Start of Source data

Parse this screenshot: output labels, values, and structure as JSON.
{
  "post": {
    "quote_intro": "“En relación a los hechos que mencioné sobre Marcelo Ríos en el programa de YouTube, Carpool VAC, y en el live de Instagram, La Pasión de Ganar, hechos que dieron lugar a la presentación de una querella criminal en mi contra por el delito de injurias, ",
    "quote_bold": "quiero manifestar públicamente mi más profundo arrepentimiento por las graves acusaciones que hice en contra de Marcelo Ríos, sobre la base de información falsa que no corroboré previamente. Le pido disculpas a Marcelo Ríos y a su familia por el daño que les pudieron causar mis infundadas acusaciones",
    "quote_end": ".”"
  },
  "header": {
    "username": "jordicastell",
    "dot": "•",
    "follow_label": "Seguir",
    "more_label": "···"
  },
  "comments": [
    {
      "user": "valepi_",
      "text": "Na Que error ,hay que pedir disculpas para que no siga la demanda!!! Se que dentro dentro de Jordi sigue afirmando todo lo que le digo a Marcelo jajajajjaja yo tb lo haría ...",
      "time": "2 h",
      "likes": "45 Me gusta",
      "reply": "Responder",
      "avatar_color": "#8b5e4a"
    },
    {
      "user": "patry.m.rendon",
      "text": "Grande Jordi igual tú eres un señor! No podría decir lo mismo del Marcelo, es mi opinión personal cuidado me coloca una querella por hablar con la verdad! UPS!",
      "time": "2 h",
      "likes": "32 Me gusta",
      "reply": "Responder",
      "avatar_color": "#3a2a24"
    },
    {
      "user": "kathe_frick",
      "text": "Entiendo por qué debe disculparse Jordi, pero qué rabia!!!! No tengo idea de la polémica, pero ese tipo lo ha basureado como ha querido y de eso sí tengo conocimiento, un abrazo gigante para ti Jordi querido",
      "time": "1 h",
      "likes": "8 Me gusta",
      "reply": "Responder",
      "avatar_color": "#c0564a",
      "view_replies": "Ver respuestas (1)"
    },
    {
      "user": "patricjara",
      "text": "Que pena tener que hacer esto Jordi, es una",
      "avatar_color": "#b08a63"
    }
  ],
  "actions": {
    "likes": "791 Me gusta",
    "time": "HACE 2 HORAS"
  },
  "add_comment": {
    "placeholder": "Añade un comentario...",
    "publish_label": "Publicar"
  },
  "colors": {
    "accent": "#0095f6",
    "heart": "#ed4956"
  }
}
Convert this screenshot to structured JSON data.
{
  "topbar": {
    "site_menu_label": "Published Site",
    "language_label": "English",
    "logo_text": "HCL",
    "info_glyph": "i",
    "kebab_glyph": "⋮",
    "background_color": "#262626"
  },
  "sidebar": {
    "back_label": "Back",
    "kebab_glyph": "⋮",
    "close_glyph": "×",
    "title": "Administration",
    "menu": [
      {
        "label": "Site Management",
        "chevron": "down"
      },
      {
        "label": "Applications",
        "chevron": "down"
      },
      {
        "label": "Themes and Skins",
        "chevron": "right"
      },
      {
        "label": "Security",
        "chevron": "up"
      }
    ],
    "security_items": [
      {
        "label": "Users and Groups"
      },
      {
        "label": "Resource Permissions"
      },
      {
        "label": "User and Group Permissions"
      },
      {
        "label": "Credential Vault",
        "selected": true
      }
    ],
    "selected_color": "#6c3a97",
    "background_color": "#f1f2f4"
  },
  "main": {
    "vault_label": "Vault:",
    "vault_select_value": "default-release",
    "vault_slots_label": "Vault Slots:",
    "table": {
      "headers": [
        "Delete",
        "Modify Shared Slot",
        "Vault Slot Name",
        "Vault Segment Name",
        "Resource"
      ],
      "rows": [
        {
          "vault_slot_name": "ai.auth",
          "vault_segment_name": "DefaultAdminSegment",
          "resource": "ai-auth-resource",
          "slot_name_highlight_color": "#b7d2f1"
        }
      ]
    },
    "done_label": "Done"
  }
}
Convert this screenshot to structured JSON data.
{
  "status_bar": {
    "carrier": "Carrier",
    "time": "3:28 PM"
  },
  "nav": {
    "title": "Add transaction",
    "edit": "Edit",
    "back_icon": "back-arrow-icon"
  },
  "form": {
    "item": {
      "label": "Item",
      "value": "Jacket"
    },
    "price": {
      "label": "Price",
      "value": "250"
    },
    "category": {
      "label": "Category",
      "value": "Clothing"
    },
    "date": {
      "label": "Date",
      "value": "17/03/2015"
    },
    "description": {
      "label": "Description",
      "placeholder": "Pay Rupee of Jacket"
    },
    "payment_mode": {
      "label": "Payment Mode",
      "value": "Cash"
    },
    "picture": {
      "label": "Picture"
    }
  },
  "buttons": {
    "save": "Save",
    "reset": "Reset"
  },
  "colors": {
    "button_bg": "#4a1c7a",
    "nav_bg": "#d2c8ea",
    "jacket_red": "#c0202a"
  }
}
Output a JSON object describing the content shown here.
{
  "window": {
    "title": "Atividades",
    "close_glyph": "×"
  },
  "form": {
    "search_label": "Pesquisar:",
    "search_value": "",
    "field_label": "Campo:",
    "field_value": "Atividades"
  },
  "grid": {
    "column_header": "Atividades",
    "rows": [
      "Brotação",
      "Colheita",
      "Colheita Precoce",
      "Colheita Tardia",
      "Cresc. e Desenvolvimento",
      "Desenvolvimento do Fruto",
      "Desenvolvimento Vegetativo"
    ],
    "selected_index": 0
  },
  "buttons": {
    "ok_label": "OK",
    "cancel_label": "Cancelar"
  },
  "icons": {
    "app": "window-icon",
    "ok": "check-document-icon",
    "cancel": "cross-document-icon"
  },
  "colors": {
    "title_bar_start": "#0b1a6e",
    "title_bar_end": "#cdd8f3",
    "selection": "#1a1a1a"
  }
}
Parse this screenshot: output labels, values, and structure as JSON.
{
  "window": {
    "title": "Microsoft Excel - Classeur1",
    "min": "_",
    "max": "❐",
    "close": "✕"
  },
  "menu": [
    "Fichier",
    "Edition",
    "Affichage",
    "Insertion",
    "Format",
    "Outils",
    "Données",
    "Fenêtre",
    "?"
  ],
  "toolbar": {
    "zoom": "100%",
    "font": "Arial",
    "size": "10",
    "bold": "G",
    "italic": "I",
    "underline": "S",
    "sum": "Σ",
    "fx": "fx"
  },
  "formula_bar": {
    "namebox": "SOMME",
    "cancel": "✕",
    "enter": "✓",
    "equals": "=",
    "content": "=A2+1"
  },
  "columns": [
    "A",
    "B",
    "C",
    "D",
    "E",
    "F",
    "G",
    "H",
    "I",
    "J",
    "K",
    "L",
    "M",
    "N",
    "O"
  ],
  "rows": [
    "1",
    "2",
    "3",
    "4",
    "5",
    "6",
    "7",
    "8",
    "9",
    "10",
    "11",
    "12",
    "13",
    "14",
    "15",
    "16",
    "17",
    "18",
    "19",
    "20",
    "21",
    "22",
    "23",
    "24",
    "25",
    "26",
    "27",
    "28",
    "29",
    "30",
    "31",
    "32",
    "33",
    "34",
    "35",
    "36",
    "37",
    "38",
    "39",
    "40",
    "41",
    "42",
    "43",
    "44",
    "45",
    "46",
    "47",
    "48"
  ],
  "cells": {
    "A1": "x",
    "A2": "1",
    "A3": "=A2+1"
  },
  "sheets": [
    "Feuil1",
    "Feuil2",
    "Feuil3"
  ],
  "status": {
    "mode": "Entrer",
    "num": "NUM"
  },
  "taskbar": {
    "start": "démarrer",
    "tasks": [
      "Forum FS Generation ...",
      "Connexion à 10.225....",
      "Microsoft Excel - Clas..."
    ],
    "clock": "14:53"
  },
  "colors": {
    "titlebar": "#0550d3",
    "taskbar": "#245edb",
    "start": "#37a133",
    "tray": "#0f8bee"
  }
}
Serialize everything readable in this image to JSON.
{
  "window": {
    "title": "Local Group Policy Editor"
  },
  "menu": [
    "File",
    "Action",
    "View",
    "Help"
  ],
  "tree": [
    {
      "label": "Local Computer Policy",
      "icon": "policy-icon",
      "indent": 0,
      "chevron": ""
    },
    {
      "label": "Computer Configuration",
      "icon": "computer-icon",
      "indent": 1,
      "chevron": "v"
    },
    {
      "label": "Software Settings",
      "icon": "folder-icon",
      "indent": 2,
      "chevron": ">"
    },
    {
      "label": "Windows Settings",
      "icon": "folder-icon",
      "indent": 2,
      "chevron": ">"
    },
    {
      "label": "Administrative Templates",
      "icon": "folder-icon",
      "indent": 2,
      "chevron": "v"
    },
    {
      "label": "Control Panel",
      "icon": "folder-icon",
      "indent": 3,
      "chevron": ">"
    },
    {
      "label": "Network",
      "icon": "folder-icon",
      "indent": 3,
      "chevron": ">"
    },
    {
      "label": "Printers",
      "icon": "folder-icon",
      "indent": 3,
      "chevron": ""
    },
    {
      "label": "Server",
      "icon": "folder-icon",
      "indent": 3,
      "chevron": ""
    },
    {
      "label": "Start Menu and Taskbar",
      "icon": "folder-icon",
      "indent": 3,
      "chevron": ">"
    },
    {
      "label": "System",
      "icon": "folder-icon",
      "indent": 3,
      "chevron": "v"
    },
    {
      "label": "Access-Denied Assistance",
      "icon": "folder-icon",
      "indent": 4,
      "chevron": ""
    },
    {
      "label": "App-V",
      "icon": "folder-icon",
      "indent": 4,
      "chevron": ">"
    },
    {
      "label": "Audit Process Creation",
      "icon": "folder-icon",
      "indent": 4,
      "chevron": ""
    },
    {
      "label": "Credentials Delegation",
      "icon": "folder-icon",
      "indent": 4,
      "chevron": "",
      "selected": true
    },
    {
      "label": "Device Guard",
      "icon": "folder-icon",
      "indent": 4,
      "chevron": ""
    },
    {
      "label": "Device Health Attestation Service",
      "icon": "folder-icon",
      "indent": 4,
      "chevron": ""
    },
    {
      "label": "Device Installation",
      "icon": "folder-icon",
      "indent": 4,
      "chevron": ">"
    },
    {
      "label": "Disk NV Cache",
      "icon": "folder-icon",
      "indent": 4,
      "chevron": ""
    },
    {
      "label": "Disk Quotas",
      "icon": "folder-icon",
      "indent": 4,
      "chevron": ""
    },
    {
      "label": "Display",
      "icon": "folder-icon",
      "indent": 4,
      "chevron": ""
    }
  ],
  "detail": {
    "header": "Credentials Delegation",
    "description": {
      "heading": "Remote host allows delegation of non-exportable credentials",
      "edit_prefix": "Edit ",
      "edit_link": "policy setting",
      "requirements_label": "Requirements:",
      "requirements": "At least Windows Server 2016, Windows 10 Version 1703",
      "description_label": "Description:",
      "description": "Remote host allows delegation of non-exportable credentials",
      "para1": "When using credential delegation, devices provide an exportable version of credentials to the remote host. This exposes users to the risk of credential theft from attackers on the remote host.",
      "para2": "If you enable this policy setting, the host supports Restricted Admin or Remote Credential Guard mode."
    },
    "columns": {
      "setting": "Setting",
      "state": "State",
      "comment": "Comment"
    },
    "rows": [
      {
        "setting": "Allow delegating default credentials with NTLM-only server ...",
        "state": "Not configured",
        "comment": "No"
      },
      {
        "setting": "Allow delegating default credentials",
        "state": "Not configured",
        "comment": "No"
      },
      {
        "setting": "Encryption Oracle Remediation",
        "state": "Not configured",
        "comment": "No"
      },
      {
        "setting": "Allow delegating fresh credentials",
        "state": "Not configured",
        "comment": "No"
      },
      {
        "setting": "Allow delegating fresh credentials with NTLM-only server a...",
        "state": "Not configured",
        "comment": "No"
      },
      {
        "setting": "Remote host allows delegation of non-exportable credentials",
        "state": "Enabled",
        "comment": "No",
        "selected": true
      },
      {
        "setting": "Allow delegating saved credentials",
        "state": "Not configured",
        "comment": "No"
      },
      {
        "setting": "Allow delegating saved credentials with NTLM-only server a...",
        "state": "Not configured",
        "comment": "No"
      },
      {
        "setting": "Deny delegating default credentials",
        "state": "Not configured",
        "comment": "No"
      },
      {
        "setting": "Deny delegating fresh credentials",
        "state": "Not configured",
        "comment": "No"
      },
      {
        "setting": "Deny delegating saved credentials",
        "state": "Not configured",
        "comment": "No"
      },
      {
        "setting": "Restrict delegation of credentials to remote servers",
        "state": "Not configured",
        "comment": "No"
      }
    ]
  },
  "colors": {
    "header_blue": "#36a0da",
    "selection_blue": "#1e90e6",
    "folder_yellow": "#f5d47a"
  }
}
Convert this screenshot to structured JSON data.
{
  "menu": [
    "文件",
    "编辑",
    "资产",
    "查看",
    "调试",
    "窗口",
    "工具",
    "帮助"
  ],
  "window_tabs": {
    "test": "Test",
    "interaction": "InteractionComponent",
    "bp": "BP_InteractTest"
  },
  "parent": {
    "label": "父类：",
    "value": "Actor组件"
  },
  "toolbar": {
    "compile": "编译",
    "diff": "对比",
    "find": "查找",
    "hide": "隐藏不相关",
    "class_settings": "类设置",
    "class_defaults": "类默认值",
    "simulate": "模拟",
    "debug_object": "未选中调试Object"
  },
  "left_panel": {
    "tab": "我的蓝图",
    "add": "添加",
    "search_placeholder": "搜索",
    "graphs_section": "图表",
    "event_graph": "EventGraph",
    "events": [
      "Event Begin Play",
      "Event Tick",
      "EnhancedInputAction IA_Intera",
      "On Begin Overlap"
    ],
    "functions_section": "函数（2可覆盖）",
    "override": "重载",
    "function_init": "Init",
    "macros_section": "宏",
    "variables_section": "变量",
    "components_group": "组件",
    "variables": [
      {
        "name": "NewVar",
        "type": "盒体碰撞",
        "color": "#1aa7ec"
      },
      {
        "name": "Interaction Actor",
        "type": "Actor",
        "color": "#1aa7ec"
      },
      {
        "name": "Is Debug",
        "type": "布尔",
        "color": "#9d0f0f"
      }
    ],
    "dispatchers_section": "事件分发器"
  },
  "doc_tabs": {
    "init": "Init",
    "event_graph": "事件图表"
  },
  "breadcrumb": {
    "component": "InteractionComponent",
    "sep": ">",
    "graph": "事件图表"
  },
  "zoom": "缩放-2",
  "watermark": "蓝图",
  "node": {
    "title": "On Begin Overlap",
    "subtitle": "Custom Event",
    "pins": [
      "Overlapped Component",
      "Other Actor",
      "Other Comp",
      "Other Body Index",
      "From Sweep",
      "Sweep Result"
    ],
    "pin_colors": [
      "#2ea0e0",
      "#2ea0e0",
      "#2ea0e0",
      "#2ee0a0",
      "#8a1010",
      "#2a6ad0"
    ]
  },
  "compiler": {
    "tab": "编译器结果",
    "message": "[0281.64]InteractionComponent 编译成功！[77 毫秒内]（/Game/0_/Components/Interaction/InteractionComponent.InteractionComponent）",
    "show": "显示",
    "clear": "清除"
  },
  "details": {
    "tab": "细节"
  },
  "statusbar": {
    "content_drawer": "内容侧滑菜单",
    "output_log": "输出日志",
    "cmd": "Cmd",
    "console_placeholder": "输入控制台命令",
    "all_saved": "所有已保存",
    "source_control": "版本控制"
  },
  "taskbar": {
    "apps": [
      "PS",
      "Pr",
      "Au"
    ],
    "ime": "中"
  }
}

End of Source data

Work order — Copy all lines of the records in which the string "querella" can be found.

Result for this exercise —
    "quote_intro": "“En relación a los hechos que mencioné sobre Marcelo Ríos en el programa de YouTube, Carpool VAC, y en el live de Instagram, La Pasión de Ganar, hechos que dieron lugar a la presentación de una querella criminal en mi contra por el delito de injurias, ",
      "text": "Grande Jordi igual tú eres un señor! No podría decir lo mismo del Marcelo, es mi opinión personal cuidado me coloca una querella por hablar con la verdad! UPS!",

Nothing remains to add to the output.